**DATA PROVIDED:**
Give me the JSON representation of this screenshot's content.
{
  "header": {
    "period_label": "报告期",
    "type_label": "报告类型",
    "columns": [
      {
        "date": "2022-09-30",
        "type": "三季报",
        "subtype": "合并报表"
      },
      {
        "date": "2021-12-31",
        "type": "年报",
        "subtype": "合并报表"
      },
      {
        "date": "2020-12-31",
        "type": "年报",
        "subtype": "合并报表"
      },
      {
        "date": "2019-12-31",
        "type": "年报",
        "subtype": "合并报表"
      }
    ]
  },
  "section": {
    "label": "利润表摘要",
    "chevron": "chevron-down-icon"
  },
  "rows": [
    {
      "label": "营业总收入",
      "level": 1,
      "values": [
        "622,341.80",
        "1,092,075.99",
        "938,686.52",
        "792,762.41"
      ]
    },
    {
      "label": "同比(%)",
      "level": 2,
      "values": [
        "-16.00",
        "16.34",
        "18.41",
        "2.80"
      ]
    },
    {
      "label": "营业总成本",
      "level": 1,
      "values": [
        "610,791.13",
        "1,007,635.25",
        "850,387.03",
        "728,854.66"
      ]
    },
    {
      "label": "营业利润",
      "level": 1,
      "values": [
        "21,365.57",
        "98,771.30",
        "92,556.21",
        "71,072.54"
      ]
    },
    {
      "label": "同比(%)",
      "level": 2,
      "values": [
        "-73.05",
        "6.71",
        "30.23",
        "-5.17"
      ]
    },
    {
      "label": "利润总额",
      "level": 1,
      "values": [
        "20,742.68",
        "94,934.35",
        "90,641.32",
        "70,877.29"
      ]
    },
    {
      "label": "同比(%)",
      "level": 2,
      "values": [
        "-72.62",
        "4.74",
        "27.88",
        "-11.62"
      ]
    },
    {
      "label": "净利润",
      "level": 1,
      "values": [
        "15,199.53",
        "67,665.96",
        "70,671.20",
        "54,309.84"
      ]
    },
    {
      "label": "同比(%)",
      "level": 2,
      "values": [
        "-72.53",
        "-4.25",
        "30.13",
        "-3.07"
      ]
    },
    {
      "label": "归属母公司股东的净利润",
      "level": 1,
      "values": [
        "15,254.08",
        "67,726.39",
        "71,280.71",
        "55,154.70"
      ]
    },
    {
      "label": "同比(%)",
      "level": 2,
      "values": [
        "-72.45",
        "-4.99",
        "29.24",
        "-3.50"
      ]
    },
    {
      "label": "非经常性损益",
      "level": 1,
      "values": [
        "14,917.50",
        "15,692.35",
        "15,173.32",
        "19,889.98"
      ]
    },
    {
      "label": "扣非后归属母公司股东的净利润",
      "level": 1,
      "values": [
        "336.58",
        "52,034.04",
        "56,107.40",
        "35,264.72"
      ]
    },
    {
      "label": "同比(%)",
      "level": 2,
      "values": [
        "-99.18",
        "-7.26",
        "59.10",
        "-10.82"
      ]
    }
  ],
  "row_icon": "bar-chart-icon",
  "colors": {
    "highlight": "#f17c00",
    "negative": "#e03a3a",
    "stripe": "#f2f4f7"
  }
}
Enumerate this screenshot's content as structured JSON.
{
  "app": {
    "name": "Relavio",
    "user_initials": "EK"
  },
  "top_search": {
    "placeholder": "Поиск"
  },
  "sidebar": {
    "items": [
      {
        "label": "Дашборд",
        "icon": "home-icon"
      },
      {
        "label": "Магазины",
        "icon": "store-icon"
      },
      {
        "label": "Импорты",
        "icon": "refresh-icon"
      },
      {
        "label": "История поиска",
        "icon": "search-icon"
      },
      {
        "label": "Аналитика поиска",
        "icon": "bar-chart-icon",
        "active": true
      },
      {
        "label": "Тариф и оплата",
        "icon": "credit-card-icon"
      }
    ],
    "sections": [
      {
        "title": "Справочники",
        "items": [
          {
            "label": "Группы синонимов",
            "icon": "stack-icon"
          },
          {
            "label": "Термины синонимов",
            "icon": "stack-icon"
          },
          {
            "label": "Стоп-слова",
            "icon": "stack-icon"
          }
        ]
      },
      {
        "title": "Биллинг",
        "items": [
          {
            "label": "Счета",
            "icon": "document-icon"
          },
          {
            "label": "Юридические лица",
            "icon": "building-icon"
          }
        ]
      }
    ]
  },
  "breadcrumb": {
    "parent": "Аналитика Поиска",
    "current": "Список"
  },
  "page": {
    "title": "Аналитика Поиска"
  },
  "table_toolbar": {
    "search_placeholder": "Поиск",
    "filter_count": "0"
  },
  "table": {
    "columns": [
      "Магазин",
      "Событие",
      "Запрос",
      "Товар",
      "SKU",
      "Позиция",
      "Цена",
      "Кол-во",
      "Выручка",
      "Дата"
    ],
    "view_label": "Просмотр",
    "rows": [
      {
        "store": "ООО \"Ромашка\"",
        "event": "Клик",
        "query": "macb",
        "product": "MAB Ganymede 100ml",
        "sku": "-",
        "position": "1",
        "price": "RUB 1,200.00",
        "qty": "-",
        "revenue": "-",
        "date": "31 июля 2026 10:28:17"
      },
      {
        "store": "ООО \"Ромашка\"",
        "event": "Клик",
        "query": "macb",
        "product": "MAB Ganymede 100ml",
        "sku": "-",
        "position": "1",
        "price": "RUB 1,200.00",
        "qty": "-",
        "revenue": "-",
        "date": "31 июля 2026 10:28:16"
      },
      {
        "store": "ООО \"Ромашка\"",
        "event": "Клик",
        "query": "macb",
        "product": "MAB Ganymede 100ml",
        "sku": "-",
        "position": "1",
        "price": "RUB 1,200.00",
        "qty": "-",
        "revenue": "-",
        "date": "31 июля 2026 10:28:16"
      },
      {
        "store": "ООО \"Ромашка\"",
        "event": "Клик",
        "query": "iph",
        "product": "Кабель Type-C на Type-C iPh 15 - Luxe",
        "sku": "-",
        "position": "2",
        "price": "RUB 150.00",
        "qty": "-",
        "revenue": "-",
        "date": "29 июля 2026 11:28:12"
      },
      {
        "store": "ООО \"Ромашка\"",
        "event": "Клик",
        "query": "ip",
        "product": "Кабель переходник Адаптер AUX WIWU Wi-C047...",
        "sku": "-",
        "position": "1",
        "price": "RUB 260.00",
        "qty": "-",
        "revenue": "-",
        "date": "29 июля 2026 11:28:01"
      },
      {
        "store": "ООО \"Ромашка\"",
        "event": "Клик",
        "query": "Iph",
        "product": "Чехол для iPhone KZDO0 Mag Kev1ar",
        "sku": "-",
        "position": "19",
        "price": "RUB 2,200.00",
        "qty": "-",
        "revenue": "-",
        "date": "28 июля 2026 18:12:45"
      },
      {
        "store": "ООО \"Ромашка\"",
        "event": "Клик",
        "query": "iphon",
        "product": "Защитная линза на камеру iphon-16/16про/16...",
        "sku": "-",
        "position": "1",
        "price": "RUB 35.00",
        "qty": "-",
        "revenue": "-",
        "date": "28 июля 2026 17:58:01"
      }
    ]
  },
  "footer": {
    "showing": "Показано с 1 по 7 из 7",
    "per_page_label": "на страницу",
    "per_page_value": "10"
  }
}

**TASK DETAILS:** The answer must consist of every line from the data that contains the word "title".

**RESPONSE AREA:**
        "title": "Справочники",
        "title": "Биллинг",
    "title": "Аналитика Поиска"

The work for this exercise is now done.